At the second meeting, the major topic was youth engagement. Tahirih Matthee pointed out that, in general, youth representation is increasingly recognized as important, but that it is often more tokenism than sincere inclusion. Youth must be included in the structure of governments and organizations. Arthur Dahl then explained that the IEF has a youth team, and it was fortunate that all its four members were present: Cedric Åkermark, Elsa Deshmukh, Desta Mesbah, and Tuana Inhan. The youth team then invited the other two young people at the meeting to join them. With Kiara Ehsani and Gabriel Porch, they are now a very strong group!
The youth shared their interests and views: Kiara sees much capacity in the IEF to bring faith and science together and she thinks that her engagement with IEF has been a good learning experience. She would welcome networking among IEF members. Gabriel also thinks that a space to share and consult is important. Cedric suggested Instagram and more direct personal communications. The IEF website could also provide a forum for sharing and consulting in specific areas. The youth team will consult about the various options and find a way for more communication over long distances.
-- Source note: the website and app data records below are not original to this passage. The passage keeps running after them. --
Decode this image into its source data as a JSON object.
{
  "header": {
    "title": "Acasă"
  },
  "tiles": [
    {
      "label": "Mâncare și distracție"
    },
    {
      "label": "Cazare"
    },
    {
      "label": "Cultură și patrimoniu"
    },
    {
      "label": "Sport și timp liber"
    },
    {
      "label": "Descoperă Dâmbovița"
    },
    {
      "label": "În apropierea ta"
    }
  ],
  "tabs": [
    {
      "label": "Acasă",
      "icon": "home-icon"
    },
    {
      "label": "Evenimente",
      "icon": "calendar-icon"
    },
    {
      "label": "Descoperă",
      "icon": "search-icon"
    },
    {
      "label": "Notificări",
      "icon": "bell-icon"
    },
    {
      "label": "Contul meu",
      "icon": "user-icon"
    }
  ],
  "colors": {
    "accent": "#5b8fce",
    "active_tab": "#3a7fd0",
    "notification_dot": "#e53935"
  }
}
Elsa suggested that the youth team could explore contributing in some way to the Global Youth Biodiversity Network.
On other topics, IEF water monitor Mark Griffin shared his view that all the different UN conferences share the same framework - he especially followed the water conferences over the past decades. They should not be looked at in isolation. The 2023 Water Conference, for example, is under the framework of the Sustainable Development Goals (SDGs) and the Summit of the Future.
Thomas Pawlowski pointed out the problem of narrow national interests and the importance of transcending them with a global perspective. Arthur Dahl responded that this has been one of IEF’s most central themes in public discourse and that this topic will continue to be highly relevant.
Carol Curtis asked the question how IEF’s spiritual approach is received by others. Arthur Dahl responded that, although some people will remain “allergic” to religious approaches, increasingly discourses include the spiritual dimension. One large opening in that direction was the statement by the IPBES on the Values of Nature.
At the end of the meeting, Christine Muller shared some aspects to consider when volunteering for IEF: What brings you joy? What are your capacities, skills, available time? What are the needs of IEF and opportunities to serve? There is also much potential in learning new things and building capacity when engaged in service.